1. The principle
2. The permanence
3. I like tattoos.
From the least important to the most important, these three reasons explained…
Reason 3 – “I like tattoos”
Tattoos are showy, extraverted and individualistic, all of which match my personality well. I have to admit that these traits have brought criticism in some activist circles, but hey, I grew up on the performance stage, dancing, in a circus, and public speaking. I enjoy attention and the chance that it gives for me to express my ideas and principles. Hence this blog-post too, I suppose.
My mother worries that this tattoo is somewhat strange and psychologically unhealthy, but I feel that it is totally sane to wear my principles not only ‘on my sleeve’ but on my actual body. It is a non-violent action, a sign of my commitment to the Climate Justice movement.
After all, the cultural history of tattoos goes along with them being a sign of membership of some ‘club’, or a sign of rebellion. Therefore, I think that it is perfectly appropriate to use a tattoo to signify my membership of this rebellious, reforming, and beautiful movement!
Does anyone else have any activist or climate-activist tattoos? Post in the comments with links to your pictures!
Reason 2 – “The permanence”
A tattoo is for life, clearly.
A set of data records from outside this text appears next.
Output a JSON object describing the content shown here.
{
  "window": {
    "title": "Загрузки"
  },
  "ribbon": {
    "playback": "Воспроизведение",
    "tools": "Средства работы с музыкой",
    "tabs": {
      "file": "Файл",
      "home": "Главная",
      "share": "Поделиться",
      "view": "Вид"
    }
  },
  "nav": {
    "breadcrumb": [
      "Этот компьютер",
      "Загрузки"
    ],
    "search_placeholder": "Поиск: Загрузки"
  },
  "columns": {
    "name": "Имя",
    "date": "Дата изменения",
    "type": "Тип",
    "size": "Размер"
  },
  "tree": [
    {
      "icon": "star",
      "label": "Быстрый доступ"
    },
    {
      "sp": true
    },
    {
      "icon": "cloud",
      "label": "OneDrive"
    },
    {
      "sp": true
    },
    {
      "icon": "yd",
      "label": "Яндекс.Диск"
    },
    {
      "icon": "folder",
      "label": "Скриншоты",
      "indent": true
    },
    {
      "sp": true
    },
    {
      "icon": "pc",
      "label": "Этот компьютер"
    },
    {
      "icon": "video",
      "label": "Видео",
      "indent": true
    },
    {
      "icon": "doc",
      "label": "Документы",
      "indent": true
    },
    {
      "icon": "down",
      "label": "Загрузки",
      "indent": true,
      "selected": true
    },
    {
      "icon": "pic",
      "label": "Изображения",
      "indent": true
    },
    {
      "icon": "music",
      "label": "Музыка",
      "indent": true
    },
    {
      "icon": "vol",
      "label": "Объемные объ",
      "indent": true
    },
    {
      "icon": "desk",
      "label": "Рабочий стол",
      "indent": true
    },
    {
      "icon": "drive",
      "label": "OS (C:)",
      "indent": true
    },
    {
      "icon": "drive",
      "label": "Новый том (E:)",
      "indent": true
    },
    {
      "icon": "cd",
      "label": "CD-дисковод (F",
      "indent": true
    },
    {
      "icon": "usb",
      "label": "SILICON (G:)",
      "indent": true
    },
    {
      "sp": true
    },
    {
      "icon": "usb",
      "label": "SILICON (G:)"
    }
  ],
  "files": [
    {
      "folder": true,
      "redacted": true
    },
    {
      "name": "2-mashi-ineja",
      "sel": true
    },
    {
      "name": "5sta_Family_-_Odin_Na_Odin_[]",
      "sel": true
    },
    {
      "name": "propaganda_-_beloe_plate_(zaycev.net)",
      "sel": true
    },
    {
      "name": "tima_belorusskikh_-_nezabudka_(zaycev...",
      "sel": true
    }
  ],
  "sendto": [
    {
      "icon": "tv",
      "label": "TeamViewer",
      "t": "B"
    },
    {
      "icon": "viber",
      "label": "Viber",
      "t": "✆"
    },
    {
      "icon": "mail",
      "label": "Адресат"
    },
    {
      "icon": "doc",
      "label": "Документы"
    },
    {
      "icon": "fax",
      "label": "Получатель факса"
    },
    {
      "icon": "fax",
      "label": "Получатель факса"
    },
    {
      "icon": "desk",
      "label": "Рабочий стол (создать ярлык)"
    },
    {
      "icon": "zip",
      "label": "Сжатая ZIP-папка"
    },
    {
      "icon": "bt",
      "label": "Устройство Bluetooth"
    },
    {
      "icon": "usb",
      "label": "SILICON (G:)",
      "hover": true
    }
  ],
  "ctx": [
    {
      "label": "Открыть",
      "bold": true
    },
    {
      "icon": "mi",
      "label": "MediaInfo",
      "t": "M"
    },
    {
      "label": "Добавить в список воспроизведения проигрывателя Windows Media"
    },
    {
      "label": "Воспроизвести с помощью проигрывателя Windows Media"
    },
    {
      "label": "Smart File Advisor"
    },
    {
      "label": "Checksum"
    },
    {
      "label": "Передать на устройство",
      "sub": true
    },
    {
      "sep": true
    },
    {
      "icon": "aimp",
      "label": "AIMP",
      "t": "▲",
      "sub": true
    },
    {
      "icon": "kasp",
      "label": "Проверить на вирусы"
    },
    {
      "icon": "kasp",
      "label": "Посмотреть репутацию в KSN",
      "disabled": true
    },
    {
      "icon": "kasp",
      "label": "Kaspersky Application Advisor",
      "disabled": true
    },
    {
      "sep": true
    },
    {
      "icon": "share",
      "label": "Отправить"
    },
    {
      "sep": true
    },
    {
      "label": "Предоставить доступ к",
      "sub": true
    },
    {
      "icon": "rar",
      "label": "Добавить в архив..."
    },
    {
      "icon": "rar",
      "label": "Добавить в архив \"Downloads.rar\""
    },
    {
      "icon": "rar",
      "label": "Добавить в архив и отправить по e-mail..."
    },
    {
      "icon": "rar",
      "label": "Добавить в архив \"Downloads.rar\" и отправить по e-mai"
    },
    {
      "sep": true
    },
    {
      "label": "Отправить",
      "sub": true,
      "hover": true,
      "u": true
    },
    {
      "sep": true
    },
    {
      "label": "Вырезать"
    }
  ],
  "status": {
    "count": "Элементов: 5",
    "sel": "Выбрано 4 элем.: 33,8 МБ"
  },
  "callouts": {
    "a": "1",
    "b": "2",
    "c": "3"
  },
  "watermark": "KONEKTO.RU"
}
You can’t just put it on and take it off like a uniform or a style – it is part of you, forever. I enjoy thinking that one day a grandchild of mine might ask me what “climate justice”, written on my wrinkly old neck, means.
The permanence of it means a recognition that the struggle for Climate Justice will be a lifelong one – not ending in Copenhagen this December, or at some other arbitrary date – and I will work to achieve it throughout my whole life.
By the time we hit 2050, when I turn 65 (How old will YOU be?), I expect that the last 40 years of work by our movement(s) will have contributed to some incredible changes – the phasing out of fossil fuels, a rediscovery of our human values and the demise of GDP-growth-at-all-costs thinking.
The thought of that sustainable future is so tasty, so delicious, that I have no problem committing myself to decades of work to achieve it.
Reason 1 – “The principle”
Climate Justice means so many things to so many people, and to me it has two components parts – international justice, and intergenerational justice.
Internationally, the rich and over-consuming world has largely been blinded (or has chosen to turn a blind eye…) to the distant effects of its own overconsumption. The ecological, economic, cultural, security, and atmospheric effects of overconsumption have tied those in the developing world – those who have contributed least to the problem, and with the least resources to address the issues – to a harsh reality of resource shortage, poverty, colonialism, violence and now, ever-increasing climate disasters. This is unjust, and needs to be made right. An admission of fault, an acceptance of responsibility, and true global collaboration, trust and goodwill will be required to achieve justice – and hopefully we can get the World Bank out of the way too! Climate finance is key to achieving justice – see the post here.
The other part of ‘international’ climate justice comes not at the large-scale financial level, but at a much more local and personal level – achieving equity in our personal levels of consumption, across the world – the reduction and rejection of overconsumption, wherever it exists, is crucial to achieving justice. We only have one planet, so what gives any individual the right to live with an ecological footprint that exceeds their fair share?
When we deeply interrogate our values, when we give up the notion that we have the ‘right’ to over-consume (to fly, to drive, to constantly update our wardrobes, to build huge mansions, to eat meat or imported fruit shipped across the world – to do any of these things to excess), and when we start to actively reduce our overconsumption while permitting those who need it to increase their consumption to adequate, safe levels, then we start to achieve climate justice.
The final part of the principle for me is ‘intergenerational justice’. What sort of world do we want to hand to today’s youth and to future generations? To allow our greed, lust, gluttony, and sloth (From the ‘seven deadly sins’, which now seem to be the ‘seven key marketing principles’) to cause future generations suffering is far from ‘just’.
So, that is why I had “climate justice” tattooed on my neck!
As part of my commitment to this principle, I have also committed myself to Climate Justice Fast! – A hunger strike in the Gandhian tradition, in the lead-up to and at Copenhagen itself. Today, October 2, is actually Gandhi’s birthday, and so it seems appropriate to close this post with a quote of his:
“Under certain circumstances, fasting is the one weapon God has given us for use in times of utter helplessness”"